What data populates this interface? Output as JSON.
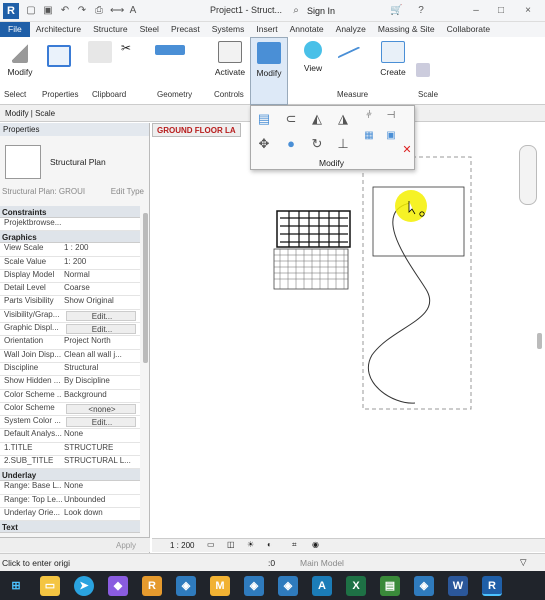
{
  "app": {
    "logo": "R",
    "title": "Project1 - Struct...",
    "signin": "Sign In"
  },
  "tabs": [
    "File",
    "Architecture",
    "Structure",
    "Steel",
    "Precast",
    "Systems",
    "Insert",
    "Annotate",
    "Analyze",
    "Massing & Site",
    "Collaborate"
  ],
  "ribbon": {
    "modify": "Modify",
    "activate": "Activate",
    "modify2": "Modify",
    "view": "View",
    "create": "Create",
    "groups": {
      "select": "Select",
      "properties": "Properties",
      "clipboard": "Clipboard",
      "geometry": "Geometry",
      "controls": "Controls",
      "measure": "Measure",
      "scale": "Scale"
    }
  },
  "context_bar": "Modify | Scale",
  "modify_panel": {
    "label": "Modify"
  },
  "properties": {
    "header": "Properties",
    "type_name": "Structural Plan",
    "type_selector": "Structural Plan: GROUI",
    "edit_type": "Edit Type",
    "sections": [
      {
        "name": "Constraints",
        "rows": [
          {
            "k": "Projektbrowse...",
            "v": ""
          }
        ]
      },
      {
        "name": "Graphics",
        "rows": [
          {
            "k": "View Scale",
            "v": "1 : 200"
          },
          {
            "k": "Scale Value",
            "v": "1:  200"
          },
          {
            "k": "Display Model",
            "v": "Normal"
          },
          {
            "k": "Detail Level",
            "v": "Coarse"
          },
          {
            "k": "Parts Visibility",
            "v": "Show Original"
          },
          {
            "k": "Visibility/Grap...",
            "v": "Edit..."
          },
          {
            "k": "Graphic Displ...",
            "v": "Edit..."
          },
          {
            "k": "Orientation",
            "v": "Project North"
          },
          {
            "k": "Wall Join Disp...",
            "v": "Clean all wall j..."
          },
          {
            "k": "Discipline",
            "v": "Structural"
          },
          {
            "k": "Show Hidden ...",
            "v": "By Discipline"
          },
          {
            "k": "Color Scheme ...",
            "v": "Background"
          },
          {
            "k": "Color Scheme",
            "v": "<none>"
          },
          {
            "k": "System Color ...",
            "v": "Edit..."
          },
          {
            "k": "Default Analys...",
            "v": "None"
          },
          {
            "k": "1.TITLE",
            "v": "STRUCTURE"
          },
          {
            "k": "2.SUB_TITLE",
            "v": "STRUCTURAL L..."
          }
        ]
      },
      {
        "name": "Underlay",
        "rows": [
          {
            "k": "Range: Base L...",
            "v": "None"
          },
          {
            "k": "Range: Top Le...",
            "v": "Unbounded"
          },
          {
            "k": "Underlay Orie...",
            "v": "Look down"
          }
        ]
      },
      {
        "name": "Text",
        "rows": []
      }
    ],
    "apply": "Apply"
  },
  "view_tab": "GROUND FLOOR LA",
  "view_scale": "1 : 200",
  "status": {
    "message": "Click to enter origi",
    "zero": ":0",
    "model": "Main Model"
  }
}
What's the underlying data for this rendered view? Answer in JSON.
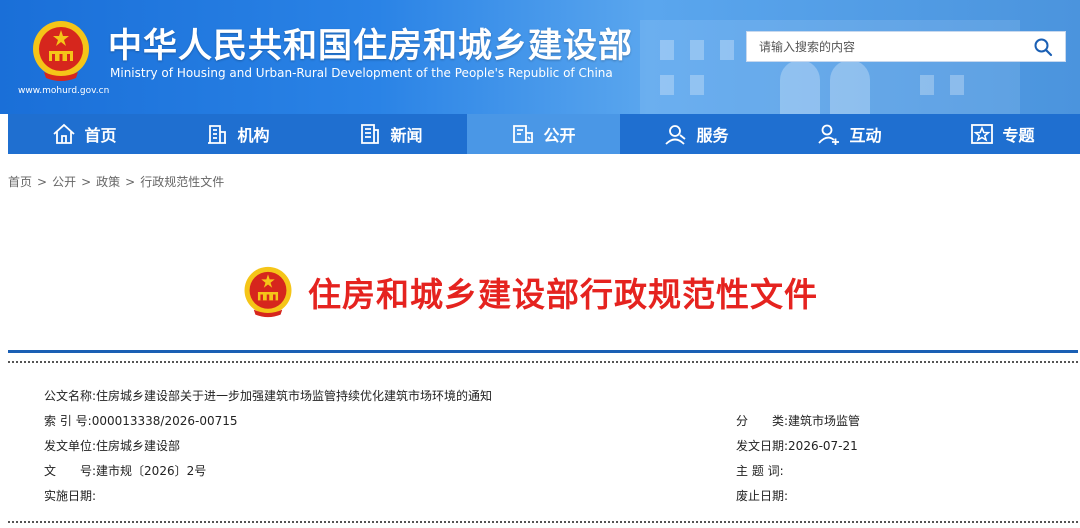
{
  "header": {
    "title_cn": "中华人民共和国住房和城乡建设部",
    "title_en": "Ministry of Housing and Urban-Rural Development of the People's Republic of China",
    "site_url": "www.mohurd.gov.cn",
    "search_placeholder": "请输入搜索的内容"
  },
  "nav": [
    {
      "label": "首页",
      "icon": "home-icon"
    },
    {
      "label": "机构",
      "icon": "building-icon"
    },
    {
      "label": "新闻",
      "icon": "news-icon"
    },
    {
      "label": "公开",
      "icon": "public-icon",
      "active": true
    },
    {
      "label": "服务",
      "icon": "service-icon"
    },
    {
      "label": "互动",
      "icon": "interact-icon"
    },
    {
      "label": "专题",
      "icon": "star-icon"
    }
  ],
  "breadcrumb": [
    "首页",
    "公开",
    "政策",
    "行政规范性文件"
  ],
  "breadcrumb_sep": ">",
  "page_title": "住房和城乡建设部行政规范性文件",
  "meta": {
    "doc_name_label": "公文名称:",
    "doc_name": "住房城乡建设部关于进一步加强建筑市场监管持续优化建筑市场环境的通知",
    "index_label": "索 引 号:",
    "index": "000013338/2026-00715",
    "unit_label": "发文单位:",
    "unit": "住房城乡建设部",
    "number_label": "文　　号:",
    "number": "建市规〔2026〕2号",
    "impl_label": "实施日期:",
    "impl": "",
    "category_label": "分　　类:",
    "category": "建筑市场监管",
    "issue_date_label": "发文日期:",
    "issue_date": "2026-07-21",
    "keywords_label": "主 题 词:",
    "keywords": "",
    "expire_label": "废止日期:",
    "expire": ""
  },
  "colors": {
    "nav_bg": "#1f6fd0",
    "nav_active": "#4a97e6",
    "title_red": "#e5231f",
    "rule_blue": "#1a5fb4"
  }
}
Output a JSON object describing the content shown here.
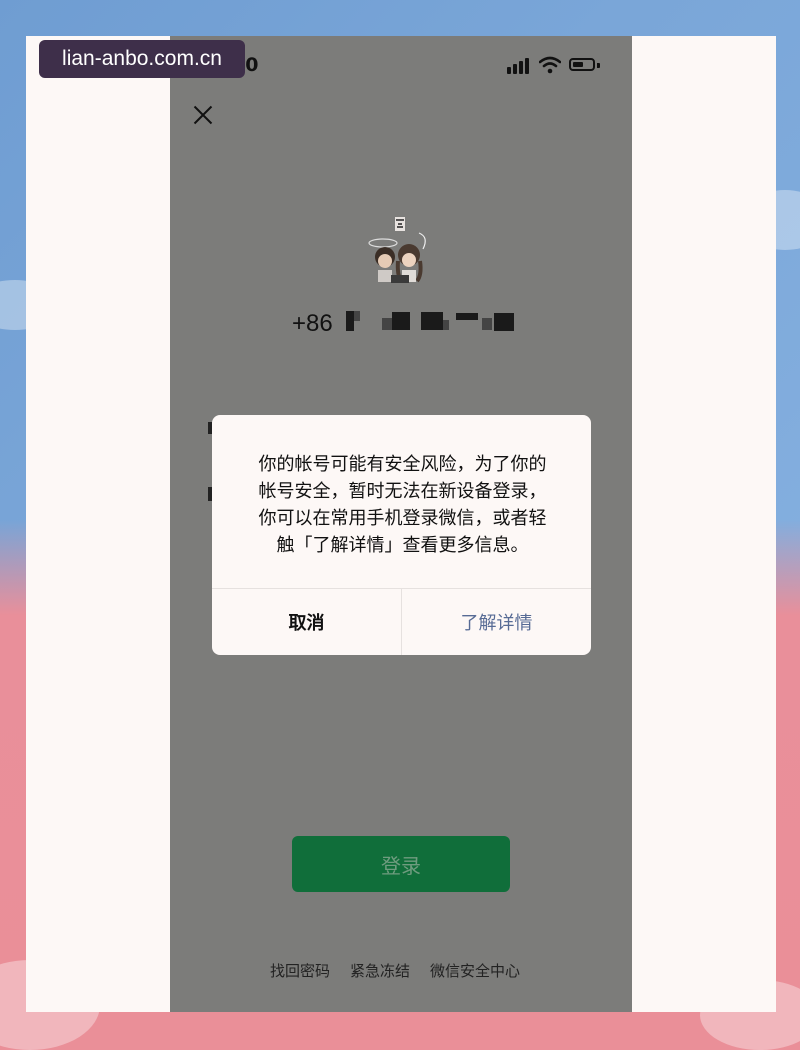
{
  "watermark": "lian-anbo.com.cn",
  "status_bar": {
    "time": "50",
    "icons": [
      "signal-icon",
      "wifi-icon",
      "battery-icon"
    ]
  },
  "login": {
    "close_icon": "close-icon",
    "avatar": "avatar",
    "phone_prefix": "+86",
    "login_button": "登录",
    "links": [
      "找回密码",
      "紧急冻结",
      "微信安全中心"
    ]
  },
  "dialog": {
    "message_lines": [
      "你的帐号可能有安全风险，为了你的",
      "帐号安全，暂时无法在新设备登录，",
      "你可以在常用手机登录微信，或者轻",
      "触「了解详情」查看更多信息。"
    ],
    "cancel": "取消",
    "details": "了解详情"
  },
  "colors": {
    "overlay": "#7c7c7a",
    "login_button": "#106e3a",
    "details_text": "#576b95",
    "frame": "#fdf8f6"
  }
}
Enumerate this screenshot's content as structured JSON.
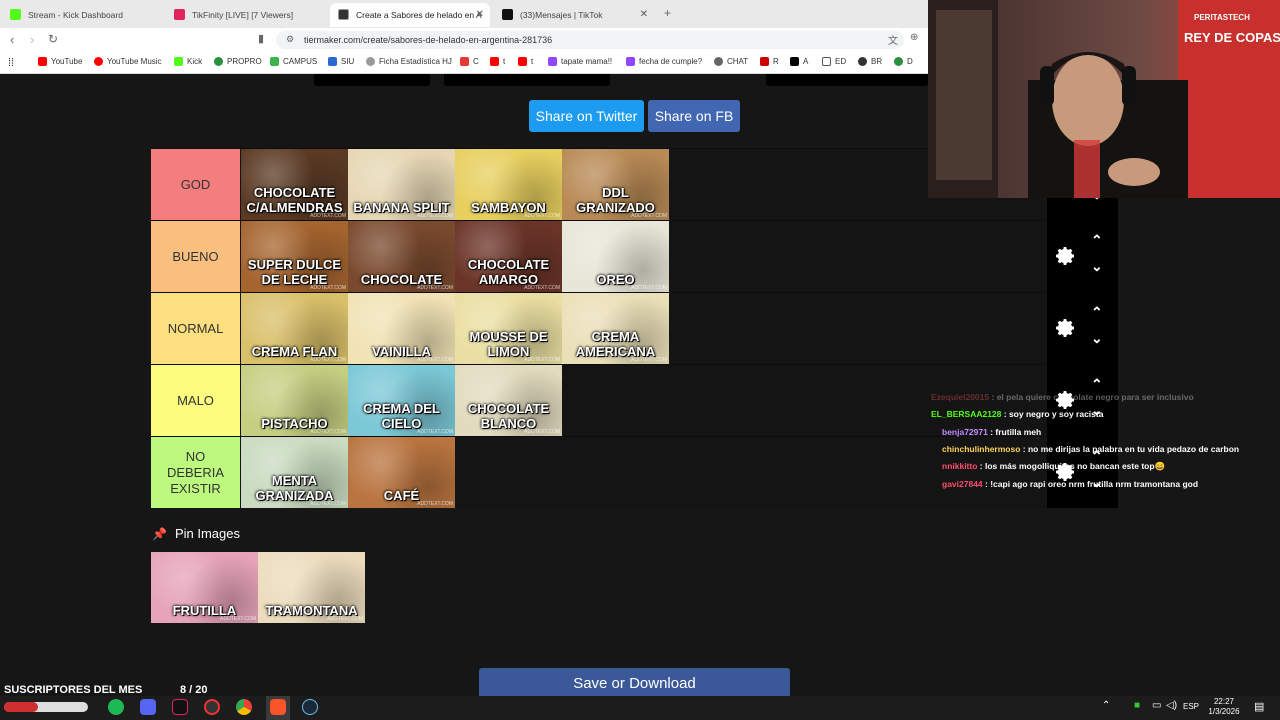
{
  "tabs": [
    {
      "title": "Stream - Kick Dashboard",
      "color": "#53fc18"
    },
    {
      "title": "TikFinity [LIVE] [7 Viewers]",
      "color": "#e0245e"
    },
    {
      "title": "Create a Sabores de helado en A",
      "color": "#333333"
    },
    {
      "title": "(33)Mensajes | TikTok",
      "color": "#111111"
    }
  ],
  "url": "tiermaker.com/create/sabores-de-helado-en-argentina-281736",
  "bookmarks": [
    "YouTube",
    "YouTube Music",
    "Kick",
    "PROPRO",
    "CAMPUS",
    "SIU",
    "Ficha Estadística HJ",
    "C",
    "t",
    "t",
    "tapate mama!!",
    "fecha de cumple?",
    "CHAT",
    "R",
    "A",
    "ED",
    "BR",
    "D"
  ],
  "share": {
    "twitter": "Share on Twitter",
    "fb": "Share on FB"
  },
  "tiers": [
    {
      "label": "GOD",
      "color": "#f47d7d",
      "items": [
        "CHOCOLATE C/ALMENDRAS",
        "BANANA SPLIT",
        "SAMBAYON",
        "DDL GRANIZADO"
      ]
    },
    {
      "label": "BUENO",
      "color": "#f9bf7f",
      "items": [
        "SUPER DULCE DE LECHE",
        "CHOCOLATE",
        "CHOCOLATE AMARGO",
        "OREO"
      ]
    },
    {
      "label": "NORMAL",
      "color": "#fcdf7f",
      "items": [
        "CREMA FLAN",
        "VAINILLA",
        "MOUSSE DE LIMON",
        "CREMA AMERICANA"
      ]
    },
    {
      "label": "MALO",
      "color": "#fcfd7f",
      "items": [
        "PISTACHO",
        "CREMA DEL CIELO",
        "CHOCOLATE BLANCO"
      ]
    },
    {
      "label": "NO DEBERIA EXISTIR",
      "color": "#bef97f",
      "items": [
        "MENTA GRANIZADA",
        "CAFÉ"
      ]
    }
  ],
  "item_colors": {
    "CHOCOLATE C/ALMENDRAS": "#5a3a24",
    "BANANA SPLIT": "#e6d7b4",
    "SAMBAYON": "#e7cf5e",
    "DDL GRANIZADO": "#b88a55",
    "SUPER DULCE DE LECHE": "#a5652f",
    "CHOCOLATE": "#7a4a2e",
    "CHOCOLATE AMARGO": "#6b3428",
    "OREO": "#e8e6d8",
    "CREMA FLAN": "#d9c06a",
    "VAINILLA": "#f1e3b5",
    "MOUSSE DE LIMON": "#eadfa2",
    "CREMA AMERICANA": "#eae0b8",
    "PISTACHO": "#c5cf82",
    "CREMA DEL CIELO": "#7bc8d6",
    "CHOCOLATE BLANCO": "#e2dbbe",
    "MENTA GRANIZADA": "#c9dbc0",
    "CAFÉ": "#b9743f",
    "FRUTILLA": "#e6a3b9",
    "TRAMONTANA": "#ecdcbd"
  },
  "watermark": "ADDTEXT.COM",
  "pin": {
    "title": "Pin Images",
    "items": [
      "FRUTILLA",
      "TRAMONTANA"
    ]
  },
  "save_button": "Save or Download",
  "chat": [
    {
      "user": "Ezequiel20015",
      "user_color": "#ff5f5f",
      "msg": "el pela quiere chocolate negro para ser inclusivo",
      "faded": true
    },
    {
      "user": "EL_BERSAA2128",
      "user_color": "#53fc18",
      "msg": "soy negro y soy racista",
      "faded": false
    },
    {
      "user": "benja72971",
      "user_color": "#c48cff",
      "msg": "frutilla meh",
      "faded": false
    },
    {
      "user": "chinchulinhermoso",
      "user_color": "#ffd35c",
      "msg": "no me dirijas la palabra en tu vida pedazo de carbon",
      "faded": false
    },
    {
      "user": "nnikkitto",
      "user_color": "#ff4d6d",
      "msg": "los más mogolliquitos no bancan este top😄",
      "faded": false
    },
    {
      "user": "gavi27844",
      "user_color": "#ff4d6d",
      "msg": "!capi ago rapi oreo nrm frutilla nrm tramontana god",
      "faded": false
    }
  ],
  "overlay": {
    "subs_label": "SUSCRIPTORES DEL MES",
    "subs_count": "8 / 20"
  },
  "taskbar": {
    "lang": "ESP",
    "time": "22:27",
    "date": "1/3/2026"
  }
}
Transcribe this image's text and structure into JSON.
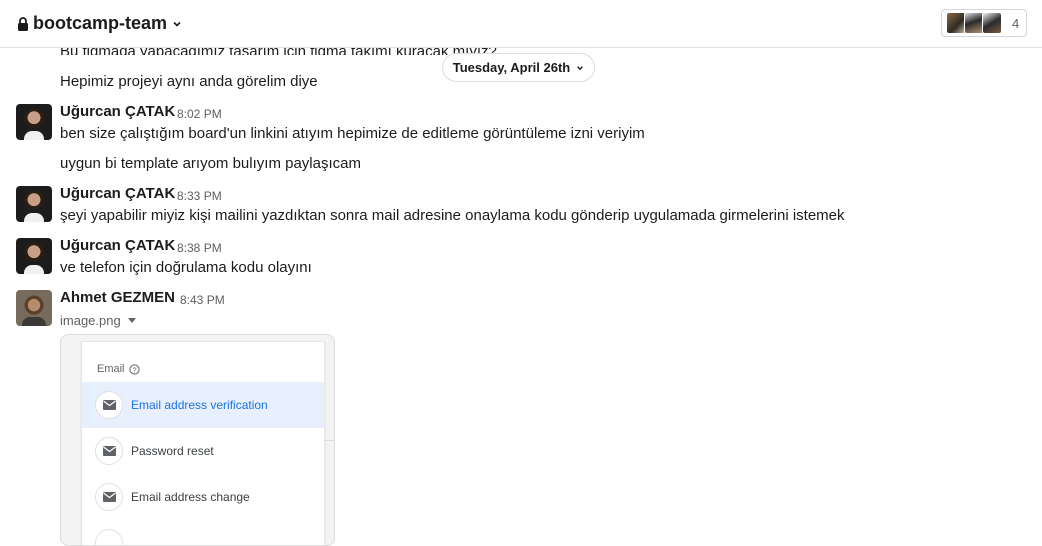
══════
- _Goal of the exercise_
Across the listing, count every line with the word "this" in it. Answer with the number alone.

- _Answer below_
4